Yithmora smirked, huffing a humorless breath. She changed quickly, her muddy rags dripping on the grass floor. Wearing a fresh blouse, trousers, boots, padded armor made of dragon scales, and the fashionable three belts around her waist, Yithmora tried to relax on her bed. Glancing sideways at a stack of handbooks piled on the table between the two beds, she scanned their titles to pass the time. A Guide to the Life Colors, Legends of the Giants, and The Complete History of the Progressing Timeline Records. Along with the books was Caula’s neatly folded nightgown, Yithmora’s pet plant, glass of shining water that served as the room’s only source of light, and a white gemstone on a necklace.
Caula stepped out of the closet, eyebrows raised. “Dragon brand armor? Why are you wearing something made by the slaves we’re trying to rescue?”
Yithmora began to unbutton the front.
Caula hesitated. “No, keep it. It is the best material for protection. Whether or not slaves made it, it saves like star shine, and that is what matters.”
Yithmora nodded and clipped a crossbow to one of her belts. “Do you really believe it is possible?” she found herself asking Caula, laying on her furry blankets. She rolled onto her stomach and pulled her sketchbook from her satchel, where she flipped to one of her drawings. A fragment of the nyimsa’s injury appeared in her hand, and she used it to finger paint the vibrant life color into a few areas of her artwork.
Caula sat on her bed and tapped her heels. “Possible to cure the plague and free the slaves?”
“No,” Yithmora said, sinking into her soft mattress, adding the last of the green pain to her picture. “To go home.”
Caula picked up the glass of glowing water and crossed her legs. “I believe it.”
Yithmora sighed and set her sketchbook on the side table. “The elders warned us never to try. Our entire kingdom would be at risk if someone followed us back.”
“We delivered their messages and are finishing our education here with the liberators. But even if we cannot return, learn how to accept change, and you will understand how life works,” Caula encouraged. She lifted the glass to her mouth and drank, casting the room into darkness. “There is always a way back.”

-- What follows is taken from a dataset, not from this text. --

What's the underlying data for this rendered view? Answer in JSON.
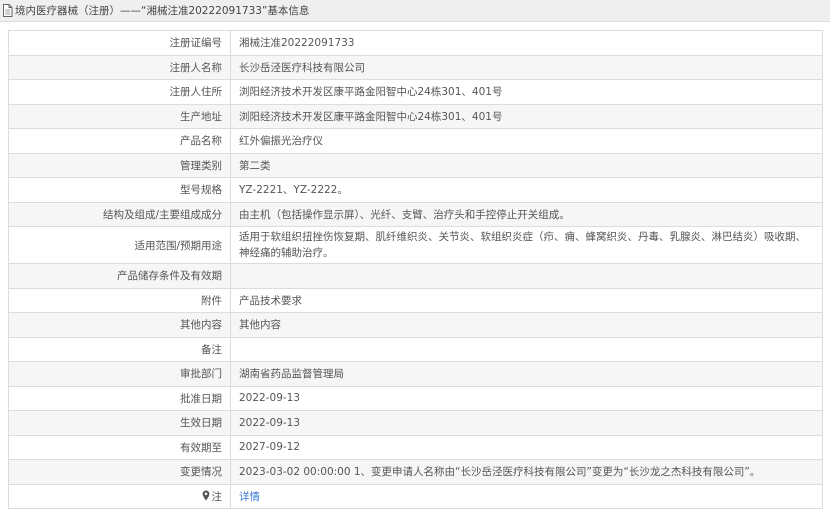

Yithmora yawned and closed her eyes, pulling her knees under her chin. Sleep fogged her mind as she ran toward the only place the clouds couldn’t follow. “I hope you are right.”
Time passed until a sharp cry forced her awake. “Everyone wake up! You must get up now!”
Her memory refused to store what happened next.
When you’re not reading books, read our newsletter.